A leisurely stroll in Soho on a Saturday afternoon on and off Carnaby street is also a chance to have a look at all the current tattoo trends. A snake in the neck, a pin-up from the elbow up …they come in all shapes, forms and colours and they adorn all body parts of their beholders.
Even without paying close attention to the matter it would be difficult to miss all those celebrities’ tattoos splashed out on so many covers or advertising. For instance, July 2013 came with Rihana wearing her bikini in Poland showing not only her perfect body but also an Egyptian goddess with her wings spread through her chest. More of a sports fan? Then just step outside to admire David Beckham’s ‘sleeve’ on Sky Sports billboards throughout the country. It therefore triggers the question: why and when did tattoos become such a widespread phenomena?
Besides the facts that they are a beautiful and disturbingly captivating pieces of art (and that my mother would have killed me if I had come home with one) what do I know about tattoos? Time to reassess.
1. Tattoos are permanent.
My prejudiced view: a tattoo is a body modification using indelible ink hence its permanence. Celebrities’ tattoo artist Bang Bang in an interview to The Cut explained that one should do a lot of research as to the theme and the artist they want to sit with. How not to agree? It is a lifetime to be spent with the art of your choice.
The reality: Although it is deemed to be even more painful than being tattooed, laser removal procedures do exist. They are more or less successful depending on the ink type and the colour scheme.
As a consequence, the judeo-christaian fear of being damned forever or more simply the anxiety linked to seeing this kitty becoming a tiger as years pass by are gone. It is therefore not as daunting to make a choice that once upon a time could have impacted a lifetime.
2. Tattoos are tribal
My prejudiced view: the Oxford English Dictionary gives the etymology of tattoo as, “In 18th c. tattaow, tattow. From Polynesian tatau. In Tahitian, tatu.” Many tattoos serve as rites of passage, marks of status and rank, symbols of religious and spiritual devotion.
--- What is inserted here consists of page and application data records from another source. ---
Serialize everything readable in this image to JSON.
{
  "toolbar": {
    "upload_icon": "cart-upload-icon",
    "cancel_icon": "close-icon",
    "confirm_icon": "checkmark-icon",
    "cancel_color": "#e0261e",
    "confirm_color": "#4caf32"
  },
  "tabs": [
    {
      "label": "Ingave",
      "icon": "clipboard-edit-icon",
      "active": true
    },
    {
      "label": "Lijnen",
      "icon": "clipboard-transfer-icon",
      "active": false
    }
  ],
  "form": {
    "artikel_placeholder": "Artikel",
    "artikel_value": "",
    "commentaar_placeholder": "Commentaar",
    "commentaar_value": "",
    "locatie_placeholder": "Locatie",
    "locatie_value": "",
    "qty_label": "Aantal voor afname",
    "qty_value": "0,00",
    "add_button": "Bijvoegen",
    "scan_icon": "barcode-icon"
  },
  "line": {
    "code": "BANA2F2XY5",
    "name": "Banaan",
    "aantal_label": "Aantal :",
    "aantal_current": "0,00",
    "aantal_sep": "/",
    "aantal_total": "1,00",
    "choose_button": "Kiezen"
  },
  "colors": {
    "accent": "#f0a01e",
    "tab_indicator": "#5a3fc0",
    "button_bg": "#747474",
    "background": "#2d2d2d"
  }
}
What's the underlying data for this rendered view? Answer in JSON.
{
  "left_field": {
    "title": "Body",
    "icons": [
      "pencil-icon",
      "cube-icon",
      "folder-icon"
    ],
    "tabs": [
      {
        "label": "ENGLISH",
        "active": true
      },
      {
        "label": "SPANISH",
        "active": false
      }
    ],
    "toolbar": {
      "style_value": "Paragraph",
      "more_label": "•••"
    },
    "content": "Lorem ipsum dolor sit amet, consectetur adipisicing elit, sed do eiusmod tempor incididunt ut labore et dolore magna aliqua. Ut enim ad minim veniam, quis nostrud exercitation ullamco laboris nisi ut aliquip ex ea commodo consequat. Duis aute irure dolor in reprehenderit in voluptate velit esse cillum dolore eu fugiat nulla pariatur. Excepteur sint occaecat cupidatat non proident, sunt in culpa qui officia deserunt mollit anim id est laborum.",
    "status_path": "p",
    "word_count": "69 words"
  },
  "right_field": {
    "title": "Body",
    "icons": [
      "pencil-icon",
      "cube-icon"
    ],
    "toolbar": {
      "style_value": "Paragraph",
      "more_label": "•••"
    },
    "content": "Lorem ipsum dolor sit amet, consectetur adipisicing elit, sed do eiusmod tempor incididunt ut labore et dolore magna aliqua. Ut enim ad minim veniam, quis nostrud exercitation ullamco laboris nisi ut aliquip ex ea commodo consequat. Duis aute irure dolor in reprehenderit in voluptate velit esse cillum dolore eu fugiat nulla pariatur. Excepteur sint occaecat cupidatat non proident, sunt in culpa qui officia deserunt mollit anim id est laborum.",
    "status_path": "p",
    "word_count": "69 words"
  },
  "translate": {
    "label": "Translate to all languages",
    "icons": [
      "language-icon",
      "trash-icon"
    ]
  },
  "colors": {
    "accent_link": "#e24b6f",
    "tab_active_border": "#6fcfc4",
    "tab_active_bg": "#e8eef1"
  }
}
They are highly symbolic and have been used as mark of recognition among peers. In gangs and among prison inmates they are highly coded. The Yakuzas, the members of the Japanese mafia, whom tattoos may fully cover their bodies came first to mind thanks to Irina Ionesco’s series in the late 1990’s. These coded tattoos are not normally viewable by the general public. ‘Clear’ skin will be left at the collar shirt level for instance.
The reality: there is nothing quite tribal about today’s tattoos and you do not necessarily think of Claude Levi-Strauss when having a drink at a café in East London. Or should I? Maybe the tattoos are a sign that your are part of the hipsters, the fashionistas but trends come and go so fast that it is difficult to remain underground for long. So yes, tattoos have become quite mainstream. And I am not being unjustly harsh. Even Santa Claus has tattoos! In the Rise of the Guardians, his arms are inscribed with the words ‘Naughty’ and ‘Nice’, a choice quite reminiscent of Russian inmates knucles’ tattoos reading ‘love’ and ‘hate’. And yes Santa happens to have a Russian accent…
3. Tattoos are Rebellious
My prejudiced view: From sailors to prison inmates via the Yakuzas and punk stars tattoos are a sign of rebellion.
Irina Ionesco famously photographed the Yakuzas during a visit to Japan but she was initially going to the country with the hope to picture women having been deeply affected by the movie ‘The Tattooed Woman’ by Yoichi Takabayashi. Over 75 year old, she proudly wears a boa tattoo crawling up one leg while an other is etched into her hand. She recalls that it was an outrage at the time as she was sharing this trend with all sorts of criminals.
Another artist, Nicholas Portalupi, when asked how many tattoos he has would rather point out the remaining “open space”. Member of the hardcore punk Californian scene since his teen years, it is with no surprise that he has a great number of tattoos and they each have a deep meaning that he happily shares.
There are many past examples of how a tattoo is a rebellious statement. The question is whether that still is the case.
The reality: when your banker has a tattoo it may well be part of the establishment. 40% of U.S. adults 26 – 40 have at least one tattoo (http://www.statisticbrain.com/tattoo-statistics/). In 2010, it was a fifth of British adults who had one (http://about.uk.ask.com/about/index.html?id=pr2010_1307).
In a world where we are striving towards uniqueness in everything and anything we do, a tattoo may be the answer. However, Claude Levi-Strauss pointed out in Race and History: “Mankind is constantly faced with two contradictory processes; one which tends to establish a unification, while the other seeks to maintain and restore diversification.” So I am going to bet that the ball will roll back smoothly into my camp and that I will soon be unique for not having one so… tattoo me not…